At an elementary school in Riverside, Connecticut, the campus library has been rechristened. The new “learning commons” is home to a makerspace equipped with a 3-D printer and an active staff of digital media specialists. Students can still check out any of the thousands of books on the shelves or work quietly on their homework, but the new moniker and resources reflect a widespread shift in libraries throughout the country.

For centuries, libraries functioned as unique archives of written information and stories. Now, that information is available on many portable devices, but libraries are not obsolete. Far from it.

“In many communities around the world public libraries are still the only place where any person, regardless of education or skill level, can have access to information,” wrote IDEO in a recent report. Libraries are actually uniquely situated to support new types of learning and curious communities.

Recognizing the changing role of libraries, the Knight Foundation focused its 12th annual Knight News Challenge on the topic. The contest posed the question: “How might we leverage libraries as a platform to build more knowledgeable communities?” Twenty-two winners, who split $3 million in prize money, were announced in January.

The Metropolitan New York Library Council will use its winnings to assemble a mobile team of digital archivists, who will help residents in Brooklyn and Queens tell . At the Chicago Public Library, the Knight funding will go toward in-person study groups for students who want to supplement their online courses with live discussion. The Library Freedom Project, a series of traveling workshops, will teach librarians digital security methods and privacy law.
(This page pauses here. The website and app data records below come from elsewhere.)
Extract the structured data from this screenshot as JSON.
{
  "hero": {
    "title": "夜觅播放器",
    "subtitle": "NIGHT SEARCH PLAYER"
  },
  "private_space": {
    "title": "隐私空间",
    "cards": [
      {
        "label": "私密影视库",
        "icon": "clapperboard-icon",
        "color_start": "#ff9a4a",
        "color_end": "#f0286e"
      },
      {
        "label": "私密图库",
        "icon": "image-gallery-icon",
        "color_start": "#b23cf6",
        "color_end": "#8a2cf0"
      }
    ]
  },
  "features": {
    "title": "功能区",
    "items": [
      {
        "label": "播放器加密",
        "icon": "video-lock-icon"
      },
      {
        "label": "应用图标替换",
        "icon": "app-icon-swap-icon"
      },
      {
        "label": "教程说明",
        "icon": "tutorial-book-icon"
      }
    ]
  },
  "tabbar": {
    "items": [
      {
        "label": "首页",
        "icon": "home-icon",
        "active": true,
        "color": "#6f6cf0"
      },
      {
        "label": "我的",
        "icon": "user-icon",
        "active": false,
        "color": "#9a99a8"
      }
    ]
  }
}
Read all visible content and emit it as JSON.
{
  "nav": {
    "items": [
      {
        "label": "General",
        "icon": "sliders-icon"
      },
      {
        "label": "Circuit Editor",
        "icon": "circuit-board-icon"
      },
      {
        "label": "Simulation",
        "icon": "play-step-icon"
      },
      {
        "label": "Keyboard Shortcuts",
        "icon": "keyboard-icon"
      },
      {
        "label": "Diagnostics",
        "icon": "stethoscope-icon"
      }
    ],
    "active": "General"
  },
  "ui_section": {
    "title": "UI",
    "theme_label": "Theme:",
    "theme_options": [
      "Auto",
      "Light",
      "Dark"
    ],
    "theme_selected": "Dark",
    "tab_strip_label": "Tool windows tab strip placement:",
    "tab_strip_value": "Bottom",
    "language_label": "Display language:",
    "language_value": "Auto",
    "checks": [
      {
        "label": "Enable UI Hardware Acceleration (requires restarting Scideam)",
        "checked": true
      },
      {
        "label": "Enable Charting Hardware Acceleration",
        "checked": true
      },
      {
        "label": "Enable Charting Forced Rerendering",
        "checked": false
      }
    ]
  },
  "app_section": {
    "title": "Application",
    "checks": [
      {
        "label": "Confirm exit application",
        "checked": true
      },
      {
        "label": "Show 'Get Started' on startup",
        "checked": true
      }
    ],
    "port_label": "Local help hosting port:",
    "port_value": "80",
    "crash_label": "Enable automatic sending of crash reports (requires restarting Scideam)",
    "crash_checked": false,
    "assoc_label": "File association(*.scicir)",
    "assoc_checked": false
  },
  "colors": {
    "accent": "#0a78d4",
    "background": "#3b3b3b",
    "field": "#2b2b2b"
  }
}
Most of the Knight projects share a premise: Libraries have always been excellent repositories of information. With some restructuring and support, they can continue to serve this function in the digital age. Another winning initiative, Boston’s Open Data to Open Knowledge, will corral the city’s public data—“digital artifacts of our life in a digital environment”—and release it in an accessible and organized manner.
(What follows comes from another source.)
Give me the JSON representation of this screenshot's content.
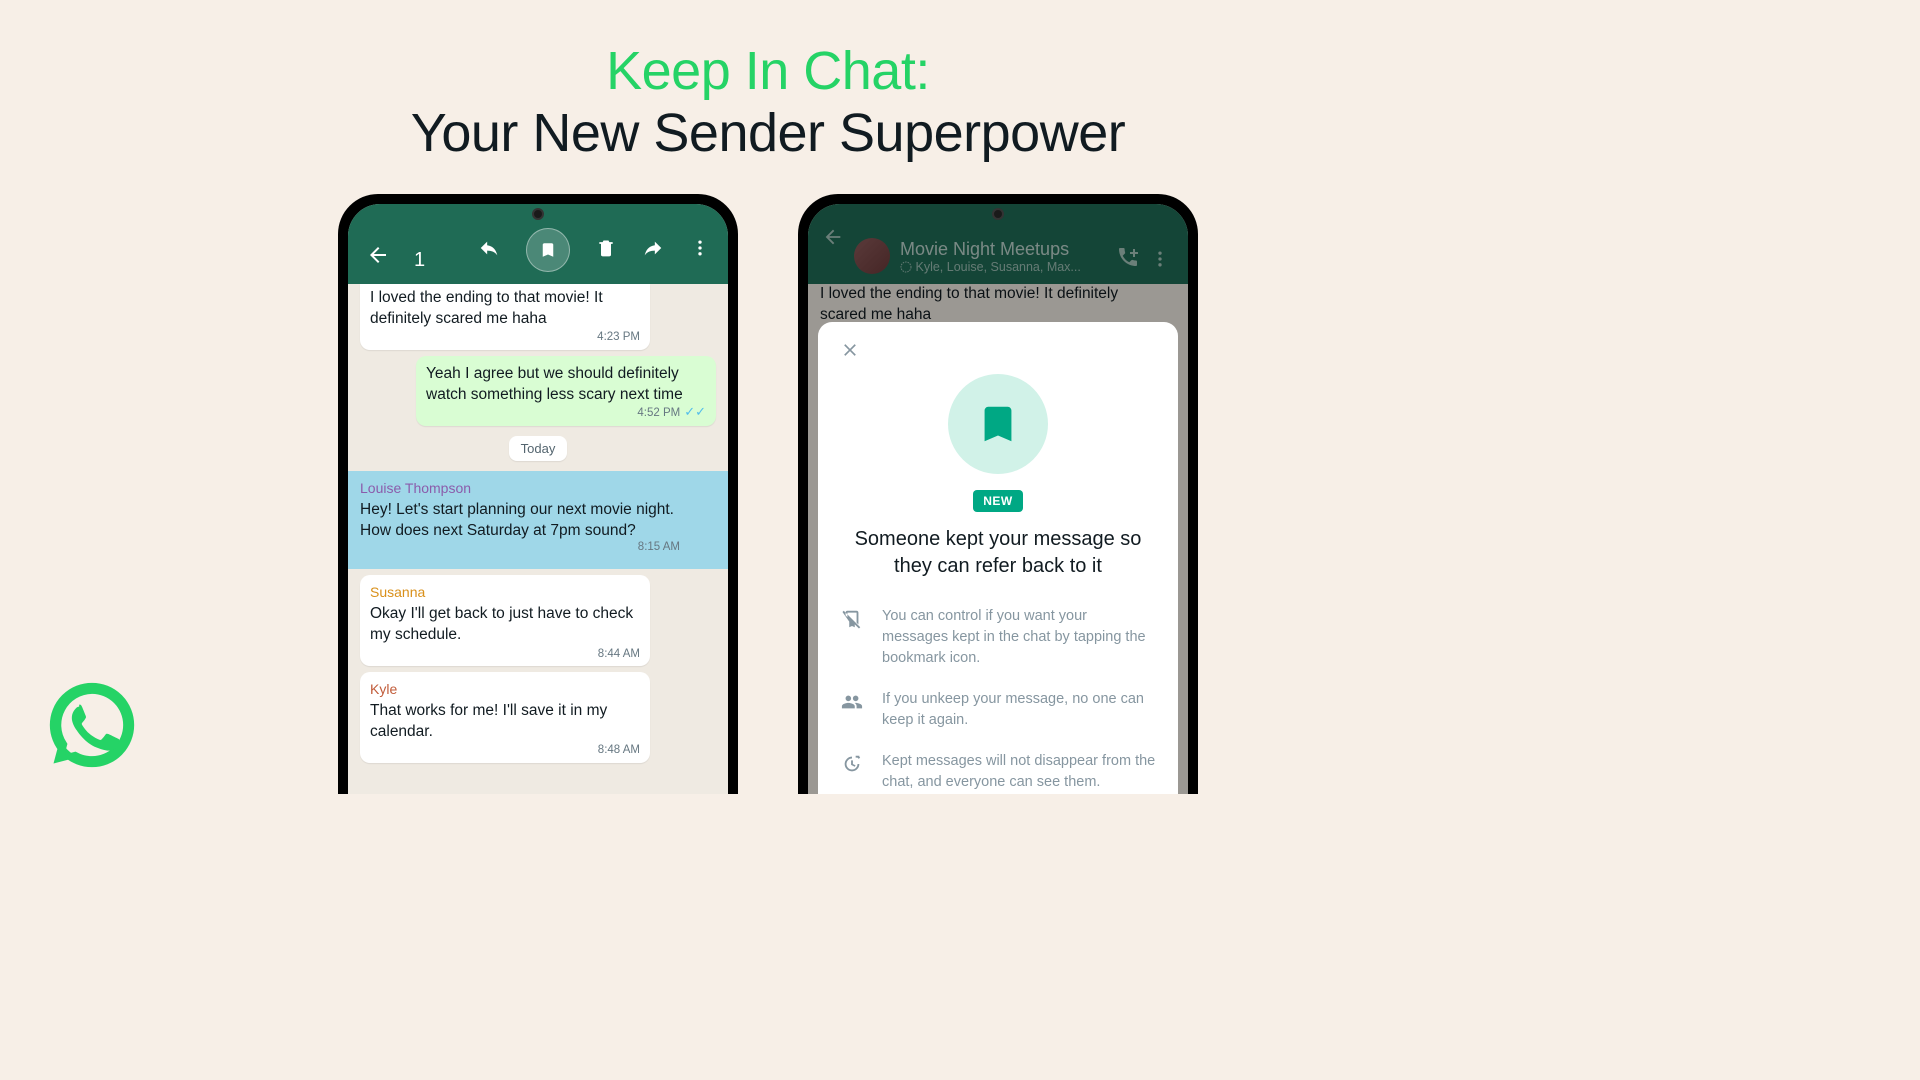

As libraries carve out these new identities, many librarians are taking a thoughtful look at their physical spaces. “When every student has the potential to carry a global library on the device in his or her pocket, the role of physical libraries may become even more important, not just a place to house resources, but one in which to create meaning from them,” wrote Beth Holland in Edutopia. For young learners, it can be particularly important for a physical space to be inviting. At Westlake High School in Austin, Texas, the library was redesigned without any walls or other physical barriers, so the site is ripe for spontaneous collaboration and colearning.

In the report “Design Thinking for Libraries,” IDEO encouraged librarians to apply the principles of design thinking to their buildings and programs. The creative approach to problem solving asks empathetic, intuitive designers to focus on human needs. The process can be simple. When a second-grade teacher in New York noticed his students were disengaged, he asked them how the classroom could better meet their needs. It turned out the bulletin boards he used in most lessons were too high for the kids to see, IDEO reported.

Libraries can redesign their spaces and programs to better serve the needs of their patrons, too, whether that means simply lowering the shelves or adding a brand new children’s play area as the Chicago Public Library branch did, IDEO reported. The Carnegie Library of Pittsburgh has long served as a venue for informal and digital learning. At The Labs, teenagers engage in hands-on creative tech projects, building robots and shooting videos.

These experts remind us that the piles of dusty books and literate librarians cherished by patrons of yesteryear are still around. Building on—not discarding—our print past, libraries have the opportunity to take on many new and necessary roles, be it a community center, data hub, or makerspace.